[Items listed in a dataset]
------------------------------------
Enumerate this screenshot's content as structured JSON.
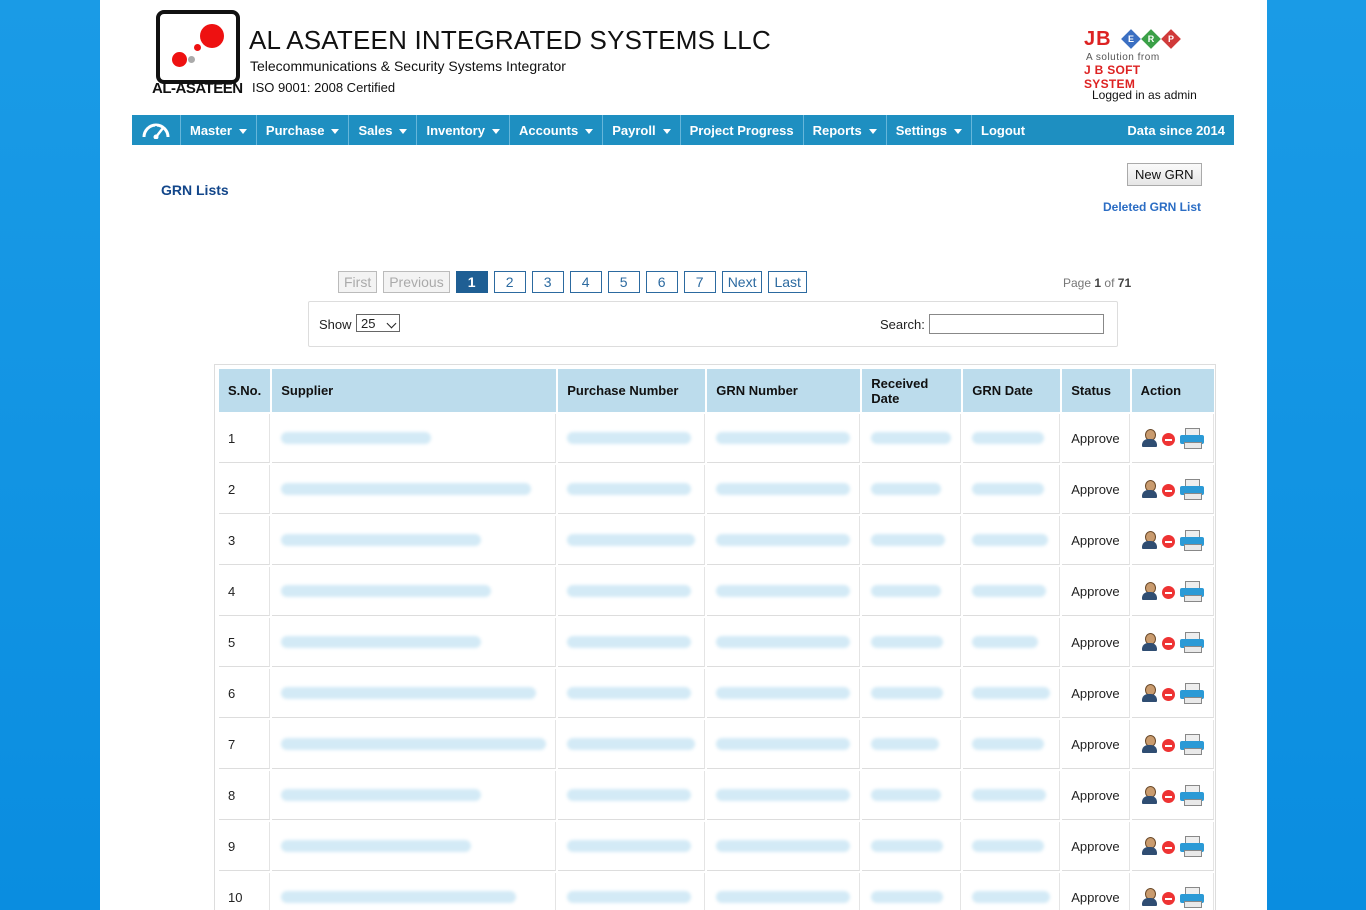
{
  "header": {
    "logo_text": "AL-ASATEEN",
    "company_name": "AL ASATEEN INTEGRATED SYSTEMS LLC",
    "tagline": "Telecommunications & Security Systems Integrator",
    "iso": "ISO 9001: 2008 Certified",
    "jb_brand": "JB",
    "jb_diamonds": [
      "E",
      "R",
      "P"
    ],
    "jb_solution": "A solution from",
    "jb_system": "J B SOFT SYSTEM",
    "logged_in": "Logged in as admin"
  },
  "nav": {
    "home_icon": "dashboard-icon",
    "items": [
      {
        "label": "Master",
        "dropdown": true
      },
      {
        "label": "Purchase",
        "dropdown": true
      },
      {
        "label": "Sales",
        "dropdown": true
      },
      {
        "label": "Inventory",
        "dropdown": true
      },
      {
        "label": "Accounts",
        "dropdown": true
      },
      {
        "label": "Payroll",
        "dropdown": true
      },
      {
        "label": "Project Progress",
        "dropdown": false
      },
      {
        "label": "Reports",
        "dropdown": true
      },
      {
        "label": "Settings",
        "dropdown": true
      },
      {
        "label": "Logout",
        "dropdown": false
      }
    ],
    "data_since": "Data since 2014"
  },
  "main": {
    "title": "GRN Lists",
    "new_button": "New GRN",
    "deleted_link": "Deleted GRN List"
  },
  "pager": {
    "first": "First",
    "previous": "Previous",
    "pages": [
      "1",
      "2",
      "3",
      "4",
      "5",
      "6",
      "7"
    ],
    "active_page": "1",
    "next": "Next",
    "last": "Last",
    "info_prefix": "Page",
    "current": "1",
    "info_of": "of",
    "total": "71"
  },
  "filter": {
    "show_label": "Show",
    "show_value": "25",
    "search_label": "Search:",
    "search_value": ""
  },
  "table": {
    "columns": [
      "S.No.",
      "Supplier",
      "Purchase Number",
      "GRN Number",
      "Received Date",
      "GRN Date",
      "Status",
      "Action"
    ],
    "rows": [
      {
        "sno": "1",
        "status": "Approve"
      },
      {
        "sno": "2",
        "status": "Approve"
      },
      {
        "sno": "3",
        "status": "Approve"
      },
      {
        "sno": "4",
        "status": "Approve"
      },
      {
        "sno": "5",
        "status": "Approve"
      },
      {
        "sno": "6",
        "status": "Approve"
      },
      {
        "sno": "7",
        "status": "Approve"
      },
      {
        "sno": "8",
        "status": "Approve"
      },
      {
        "sno": "9",
        "status": "Approve"
      },
      {
        "sno": "10",
        "status": "Approve"
      }
    ],
    "action_icons": [
      "user-icon",
      "delete-icon",
      "print-icon"
    ]
  }
}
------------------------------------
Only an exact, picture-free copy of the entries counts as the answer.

Enumerate this screenshot's content as structured JSON.
{
  "header": {
    "logo_text": "AL-ASATEEN",
    "company_name": "AL ASATEEN INTEGRATED SYSTEMS LLC",
    "tagline": "Telecommunications & Security Systems Integrator",
    "iso": "ISO 9001: 2008 Certified",
    "jb_brand": "JB",
    "jb_diamonds": [
      "E",
      "R",
      "P"
    ],
    "jb_solution": "A solution from",
    "jb_system": "J B SOFT SYSTEM",
    "logged_in": "Logged in as admin"
  },
  "nav": {
    "home_icon": "dashboard-icon",
    "items": [
      {
        "label": "Master",
        "dropdown": true
      },
      {
        "label": "Purchase",
        "dropdown": true
      },
      {
        "label": "Sales",
        "dropdown": true
      },
      {
        "label": "Inventory",
        "dropdown": true
      },
      {
        "label": "Accounts",
        "dropdown": true
      },
      {
        "label": "Payroll",
        "dropdown": true
      },
      {
        "label": "Project Progress",
        "dropdown": false
      },
      {
        "label": "Reports",
        "dropdown": true
      },
      {
        "label": "Settings",
        "dropdown": true
      },
      {
        "label": "Logout",
        "dropdown": false
      }
    ],
    "data_since": "Data since 2014"
  },
  "main": {
    "title": "GRN Lists",
    "new_button": "New GRN",
    "deleted_link": "Deleted GRN List"
  },
  "pager": {
    "first": "First",
    "previous": "Previous",
    "pages": [
      "1",
      "2",
      "3",
      "4",
      "5",
      "6",
      "7"
    ],
    "active_page": "1",
    "next": "Next",
    "last": "Last",
    "info_prefix": "Page",
    "current": "1",
    "info_of": "of",
    "total": "71"
  },
  "filter": {
    "show_label": "Show",
    "show_value": "25",
    "search_label": "Search:",
    "search_value": ""
  },
  "table": {
    "columns": [
      "S.No.",
      "Supplier",
      "Purchase Number",
      "GRN Number",
      "Received Date",
      "GRN Date",
      "Status",
      "Action"
    ],
    "rows": [
      {
        "sno": "1",
        "status": "Approve"
      },
      {
        "sno": "2",
        "status": "Approve"
      },
      {
        "sno": "3",
        "status": "Approve"
      },
      {
        "sno": "4",
        "status": "Approve"
      },
      {
        "sno": "5",
        "status": "Approve"
      },
      {
        "sno": "6",
        "status": "Approve"
      },
      {
        "sno": "7",
        "status": "Approve"
      },
      {
        "sno": "8",
        "status": "Approve"
      },
      {
        "sno": "9",
        "status": "Approve"
      },
      {
        "sno": "10",
        "status": "Approve"
      }
    ],
    "action_icons": [
      "user-icon",
      "delete-icon",
      "print-icon"
    ]
  }
}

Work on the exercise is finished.